- [Assignment]
Repeat the records verbatim and leave the pictures out of your copy.

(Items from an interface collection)

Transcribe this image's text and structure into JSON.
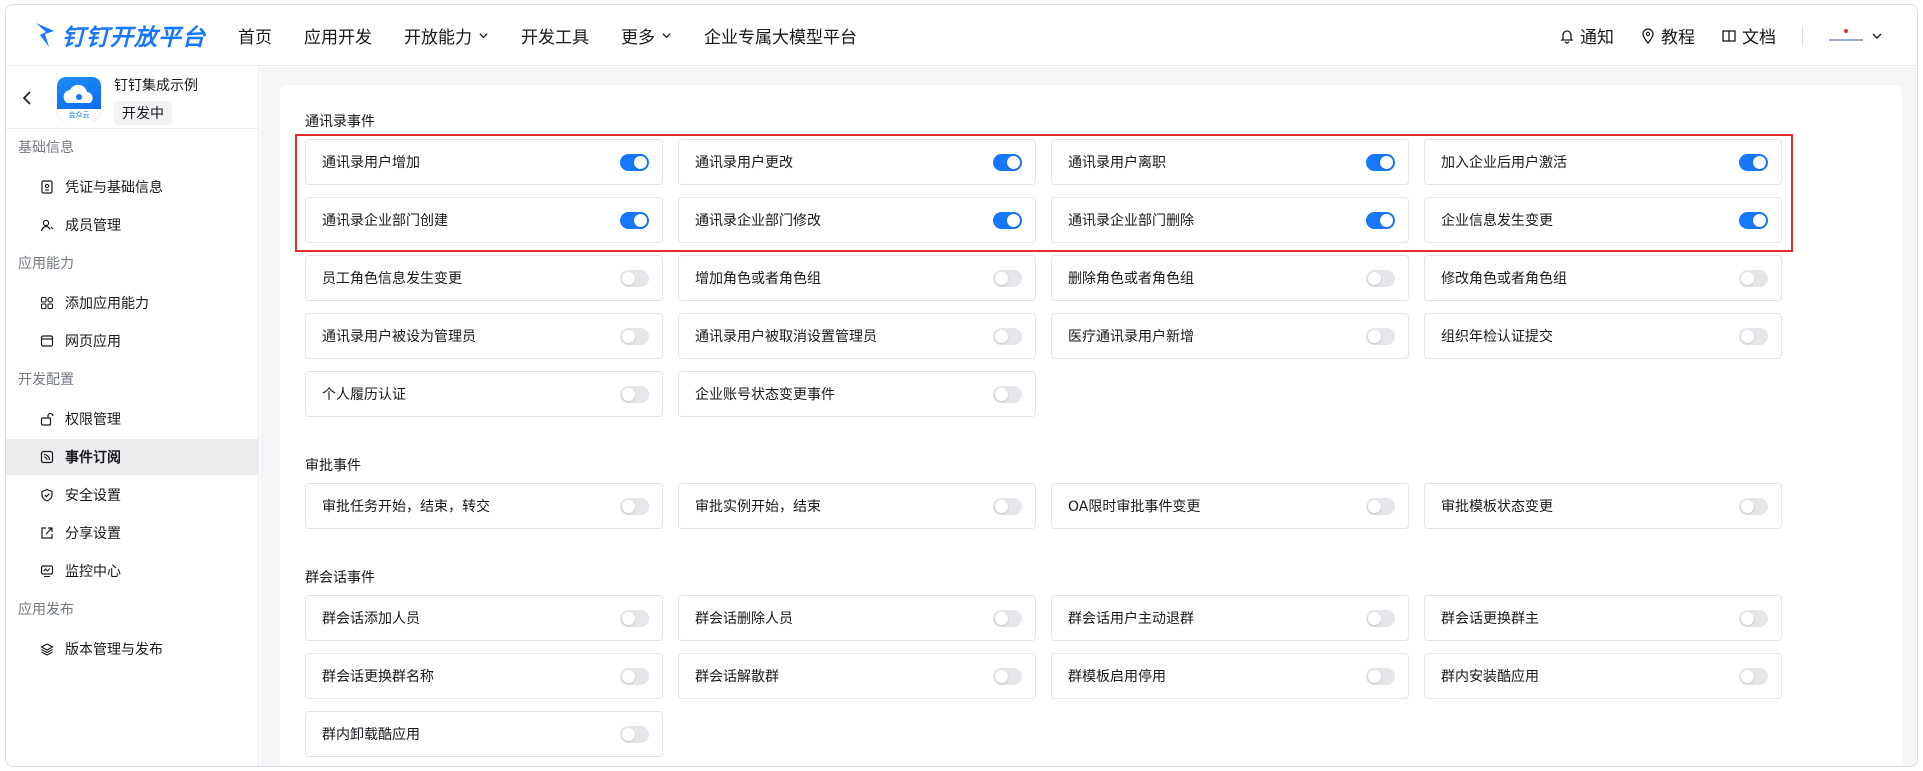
{
  "header": {
    "brand": "钉钉开放平台",
    "nav": [
      {
        "label": "首页",
        "dropdown": false
      },
      {
        "label": "应用开发",
        "dropdown": false
      },
      {
        "label": "开放能力",
        "dropdown": true
      },
      {
        "label": "开发工具",
        "dropdown": false
      },
      {
        "label": "更多",
        "dropdown": true
      },
      {
        "label": "企业专属大模型平台",
        "dropdown": false
      }
    ],
    "notify": "通知",
    "tutorial": "教程",
    "docs": "文档"
  },
  "app": {
    "name": "钉钉集成示例",
    "status": "开发中",
    "icon_tag": "会众云"
  },
  "sidebar": {
    "basic": {
      "title": "基础信息",
      "items": [
        "凭证与基础信息",
        "成员管理"
      ]
    },
    "ability": {
      "title": "应用能力",
      "items": [
        "添加应用能力",
        "网页应用"
      ]
    },
    "devconf": {
      "title": "开发配置",
      "items": [
        "权限管理",
        "事件订阅",
        "安全设置",
        "分享设置",
        "监控中心"
      ]
    },
    "publish": {
      "title": "应用发布",
      "items": [
        "版本管理与发布"
      ]
    }
  },
  "groups": {
    "contacts": {
      "title": "通讯录事件",
      "events": [
        {
          "label": "通讯录用户增加",
          "on": true
        },
        {
          "label": "通讯录用户更改",
          "on": true
        },
        {
          "label": "通讯录用户离职",
          "on": true
        },
        {
          "label": "加入企业后用户激活",
          "on": true
        },
        {
          "label": "通讯录企业部门创建",
          "on": true
        },
        {
          "label": "通讯录企业部门修改",
          "on": true
        },
        {
          "label": "通讯录企业部门删除",
          "on": true
        },
        {
          "label": "企业信息发生变更",
          "on": true
        },
        {
          "label": "员工角色信息发生变更",
          "on": false
        },
        {
          "label": "增加角色或者角色组",
          "on": false
        },
        {
          "label": "删除角色或者角色组",
          "on": false
        },
        {
          "label": "修改角色或者角色组",
          "on": false
        },
        {
          "label": "通讯录用户被设为管理员",
          "on": false
        },
        {
          "label": "通讯录用户被取消设置管理员",
          "on": false
        },
        {
          "label": "医疗通讯录用户新增",
          "on": false
        },
        {
          "label": "组织年检认证提交",
          "on": false
        },
        {
          "label": "个人履历认证",
          "on": false
        },
        {
          "label": "企业账号状态变更事件",
          "on": false
        }
      ]
    },
    "approval": {
      "title": "审批事件",
      "events": [
        {
          "label": "审批任务开始，结束，转交",
          "on": false
        },
        {
          "label": "审批实例开始，结束",
          "on": false
        },
        {
          "label": "OA限时审批事件变更",
          "on": false
        },
        {
          "label": "审批模板状态变更",
          "on": false
        }
      ]
    },
    "chat": {
      "title": "群会话事件",
      "events": [
        {
          "label": "群会话添加人员",
          "on": false
        },
        {
          "label": "群会话删除人员",
          "on": false
        },
        {
          "label": "群会话用户主动退群",
          "on": false
        },
        {
          "label": "群会话更换群主",
          "on": false
        },
        {
          "label": "群会话更换群名称",
          "on": false
        },
        {
          "label": "群会话解散群",
          "on": false
        },
        {
          "label": "群模板启用停用",
          "on": false
        },
        {
          "label": "群内安装酷应用",
          "on": false
        },
        {
          "label": "群内卸载酷应用",
          "on": false
        }
      ]
    }
  }
}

- [Result for this exercise]
Transcribe this image's text and structure into JSON.
{
  "header": {
    "brand": "钉钉开放平台",
    "nav": [
      {
        "label": "首页",
        "dropdown": false
      },
      {
        "label": "应用开发",
        "dropdown": false
      },
      {
        "label": "开放能力",
        "dropdown": true
      },
      {
        "label": "开发工具",
        "dropdown": false
      },
      {
        "label": "更多",
        "dropdown": true
      },
      {
        "label": "企业专属大模型平台",
        "dropdown": false
      }
    ],
    "notify": "通知",
    "tutorial": "教程",
    "docs": "文档"
  },
  "app": {
    "name": "钉钉集成示例",
    "status": "开发中",
    "icon_tag": "会众云"
  },
  "sidebar": {
    "basic": {
      "title": "基础信息",
      "items": [
        "凭证与基础信息",
        "成员管理"
      ]
    },
    "ability": {
      "title": "应用能力",
      "items": [
        "添加应用能力",
        "网页应用"
      ]
    },
    "devconf": {
      "title": "开发配置",
      "items": [
        "权限管理",
        "事件订阅",
        "安全设置",
        "分享设置",
        "监控中心"
      ]
    },
    "publish": {
      "title": "应用发布",
      "items": [
        "版本管理与发布"
      ]
    }
  },
  "groups": {
    "contacts": {
      "title": "通讯录事件",
      "events": [
        {
          "label": "通讯录用户增加",
          "on": true
        },
        {
          "label": "通讯录用户更改",
          "on": true
        },
        {
          "label": "通讯录用户离职",
          "on": true
        },
        {
          "label": "加入企业后用户激活",
          "on": true
        },
        {
          "label": "通讯录企业部门创建",
          "on": true
        },
        {
          "label": "通讯录企业部门修改",
          "on": true
        },
        {
          "label": "通讯录企业部门删除",
          "on": true
        },
        {
          "label": "企业信息发生变更",
          "on": true
        },
        {
          "label": "员工角色信息发生变更",
          "on": false
        },
        {
          "label": "增加角色或者角色组",
          "on": false
        },
        {
          "label": "删除角色或者角色组",
          "on": false
        },
        {
          "label": "修改角色或者角色组",
          "on": false
        },
        {
          "label": "通讯录用户被设为管理员",
          "on": false
        },
        {
          "label": "通讯录用户被取消设置管理员",
          "on": false
        },
        {
          "label": "医疗通讯录用户新增",
          "on": false
        },
        {
          "label": "组织年检认证提交",
          "on": false
        },
        {
          "label": "个人履历认证",
          "on": false
        },
        {
          "label": "企业账号状态变更事件",
          "on": false
        }
      ]
    },
    "approval": {
      "title": "审批事件",
      "events": [
        {
          "label": "审批任务开始，结束，转交",
          "on": false
        },
        {
          "label": "审批实例开始，结束",
          "on": false
        },
        {
          "label": "OA限时审批事件变更",
          "on": false
        },
        {
          "label": "审批模板状态变更",
          "on": false
        }
      ]
    },
    "chat": {
      "title": "群会话事件",
      "events": [
        {
          "label": "群会话添加人员",
          "on": false
        },
        {
          "label": "群会话删除人员",
          "on": false
        },
        {
          "label": "群会话用户主动退群",
          "on": false
        },
        {
          "label": "群会话更换群主",
          "on": false
        },
        {
          "label": "群会话更换群名称",
          "on": false
        },
        {
          "label": "群会话解散群",
          "on": false
        },
        {
          "label": "群模板启用停用",
          "on": false
        },
        {
          "label": "群内安装酷应用",
          "on": false
        },
        {
          "label": "群内卸载酷应用",
          "on": false
        }
      ]
    }
  }
}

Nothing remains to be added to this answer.